I think, more than any rehashed discussion about the various tactical extents or limits of either system or realism of the rules, real military thought is crippled in application to WarHammer (at least 40k) because of the simple idea of self preservation. Real soldiers tend to have an interest in their own ongoing pulse that far surpasses a warhammer player's concern for any given model. Few and far between are the soldiers who would take a stroll out the front of a fortified building into an open street with machine gun nests on both ends to get their melta gun in range because "That land raider is worth 10X as many VPs as I am."
Certain aspects of war tactics are still applicable, such as taking strategic lanes of fire and bottlenecking enemy units that have superior numbers but lesser durability/quality.
For example, place your Grey Nights at a narrow corridor and let Orks squeeze in and impede each other to get to them, all the while they are taking storm bolter fire and eventually being forced to fight them on a 1on1 or 1 on 2 terms, as opposed to facing them on open ground where the Grey Knights are subject to fire from many squads and feel the full force of a charge.
Many tactics are done subconciously by a lot of players, such as advancind behind armored spearheads or providing covering fire for advancing units.
Mobility is a big player in both game systems as well. An entire Dark Eldar army can mobilise, ignoring terrain and stage strikes on isolated parts of the enemies army. In this sense dominance (air or armored) can play a big part in gaining you victory. If you eliminate an opponents only anti tank answer to your Land Raider, you gain free reign to move its cargo where you see fit, and can force the opponent to play into your hands.

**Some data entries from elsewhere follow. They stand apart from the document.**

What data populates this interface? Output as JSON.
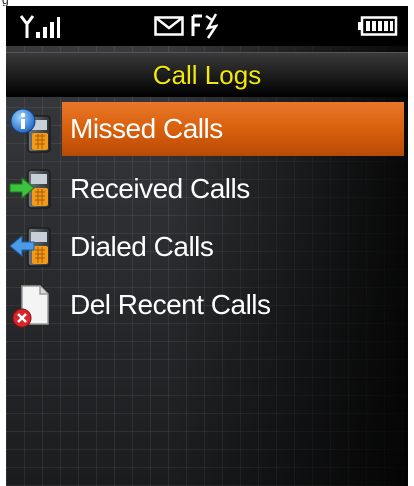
{
  "top_caption": "g",
  "status_bar": {
    "signal_icon": "signal-icon",
    "message_icon": "envelope-icon",
    "network_icon": "network-icon",
    "battery_icon": "battery-icon"
  },
  "title": "Call Logs",
  "menu": {
    "items": [
      {
        "label": "Missed Calls",
        "icon": "missed-calls-icon",
        "selected": true
      },
      {
        "label": "Received Calls",
        "icon": "received-calls-icon",
        "selected": false
      },
      {
        "label": "Dialed Calls",
        "icon": "dialed-calls-icon",
        "selected": false
      },
      {
        "label": "Del Recent Calls",
        "icon": "delete-calls-icon",
        "selected": false
      }
    ]
  },
  "colors": {
    "title": "#f2e80a",
    "selection": "#d9600c",
    "status_bar": "#000000"
  }
}
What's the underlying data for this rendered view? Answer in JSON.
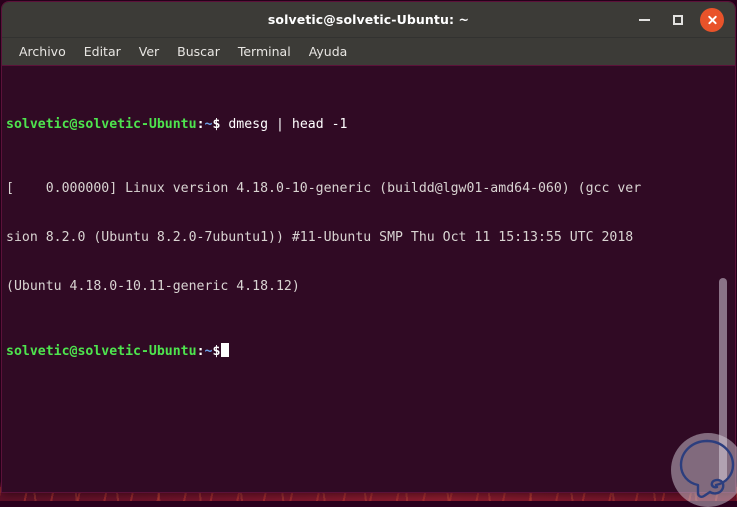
{
  "window": {
    "title": "solvetic@solvetic-Ubuntu: ~",
    "controls": {
      "minimize_label": "Minimizar",
      "maximize_label": "Maximizar",
      "close_label": "Cerrar"
    },
    "colors": {
      "titlebar_bg": "#3c3b37",
      "terminal_bg": "#300a24",
      "window_border": "#5b1139",
      "close_button": "#e9532a",
      "prompt_green": "#4ee44e",
      "prompt_blue": "#6b9fe8",
      "output_text": "#d9d4d2",
      "scrollbar_thumb": "#8a7387"
    }
  },
  "menu": {
    "items": [
      {
        "label": "Archivo"
      },
      {
        "label": "Editar"
      },
      {
        "label": "Ver"
      },
      {
        "label": "Buscar"
      },
      {
        "label": "Terminal"
      },
      {
        "label": "Ayuda"
      }
    ]
  },
  "terminal": {
    "prompt": {
      "user_host": "solvetic@solvetic-Ubuntu",
      "colon": ":",
      "path": "~",
      "sigil": "$"
    },
    "command": " dmesg | head -1",
    "output_lines": [
      "[    0.000000] Linux version 4.18.0-10-generic (buildd@lgw01-amd64-060) (gcc ver",
      "sion 8.2.0 (Ubuntu 8.2.0-7ubuntu1)) #11-Ubuntu SMP Thu Oct 11 15:13:55 UTC 2018",
      "(Ubuntu 4.18.0-10.11-generic 4.18.12)"
    ],
    "cursor_visible": true
  },
  "scrollbar": {
    "orientation": "vertical",
    "position": "right"
  },
  "watermark": {
    "icon": "speech-bubble-logo"
  }
}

Also I think Sun Tzu's sayings of 'make yourself invincible, then find vulnerability in the enemy', being versatile and adaptable, and war being based on deception, can apply to all forms of conflict.
Its interesting what Inquisitor Affe said about self preservation, it holds true seeing as morale and pinning tests are at best a crude way of representing it. Real soldiers and commanders don't have the godlike knowledge of the entire battle that the wargamer controlling his army does, but remember that in the Warhammer and Warhammer 40k universes, these soldiers often face death (sometimes on the spot) if they disobey orders, no matter how little sense they make.

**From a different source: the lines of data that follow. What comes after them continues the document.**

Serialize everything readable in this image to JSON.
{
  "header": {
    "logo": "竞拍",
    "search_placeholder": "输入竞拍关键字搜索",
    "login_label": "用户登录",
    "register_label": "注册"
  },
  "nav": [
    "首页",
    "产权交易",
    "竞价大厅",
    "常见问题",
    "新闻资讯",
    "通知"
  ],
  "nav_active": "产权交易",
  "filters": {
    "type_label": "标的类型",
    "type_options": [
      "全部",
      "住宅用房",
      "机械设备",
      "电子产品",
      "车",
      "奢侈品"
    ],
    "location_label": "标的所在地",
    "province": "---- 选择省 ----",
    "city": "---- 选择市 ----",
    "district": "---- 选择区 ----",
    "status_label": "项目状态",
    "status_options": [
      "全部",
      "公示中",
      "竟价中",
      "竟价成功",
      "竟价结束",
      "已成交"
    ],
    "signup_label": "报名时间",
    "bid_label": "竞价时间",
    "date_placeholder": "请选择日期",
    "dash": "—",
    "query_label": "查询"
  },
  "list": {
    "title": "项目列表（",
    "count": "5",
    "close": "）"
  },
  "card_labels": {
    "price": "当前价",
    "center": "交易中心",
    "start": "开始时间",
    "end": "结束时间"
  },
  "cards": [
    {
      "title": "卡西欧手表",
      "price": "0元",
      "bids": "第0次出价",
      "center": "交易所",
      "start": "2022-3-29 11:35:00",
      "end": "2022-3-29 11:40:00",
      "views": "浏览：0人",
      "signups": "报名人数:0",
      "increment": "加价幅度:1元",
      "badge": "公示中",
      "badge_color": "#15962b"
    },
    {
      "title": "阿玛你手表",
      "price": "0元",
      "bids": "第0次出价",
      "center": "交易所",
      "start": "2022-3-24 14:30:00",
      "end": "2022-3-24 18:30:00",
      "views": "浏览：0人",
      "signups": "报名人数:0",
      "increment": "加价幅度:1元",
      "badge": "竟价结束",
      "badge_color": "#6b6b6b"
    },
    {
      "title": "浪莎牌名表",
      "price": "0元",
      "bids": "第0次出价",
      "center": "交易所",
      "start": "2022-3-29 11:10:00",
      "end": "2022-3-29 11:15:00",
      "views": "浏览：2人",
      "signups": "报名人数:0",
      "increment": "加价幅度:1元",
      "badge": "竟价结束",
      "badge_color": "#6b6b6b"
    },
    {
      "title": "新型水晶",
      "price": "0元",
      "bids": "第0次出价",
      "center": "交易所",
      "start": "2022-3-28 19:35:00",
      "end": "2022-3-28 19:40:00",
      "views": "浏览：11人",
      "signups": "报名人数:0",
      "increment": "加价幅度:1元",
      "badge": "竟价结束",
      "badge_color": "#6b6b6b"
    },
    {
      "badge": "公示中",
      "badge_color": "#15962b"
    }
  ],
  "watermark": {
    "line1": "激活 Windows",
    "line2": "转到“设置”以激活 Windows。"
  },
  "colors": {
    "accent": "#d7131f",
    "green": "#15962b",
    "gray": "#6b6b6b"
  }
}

"Courage is not the absence of fear, it is the conquest of it." -Anon
I think Ebon Hand has made several valid points there, and there's not really very much I can add, as he has explained it quite concisely.
Last edited by Chaosundivided; March 20th, 2008 at 01:33. Reason: Punctuation error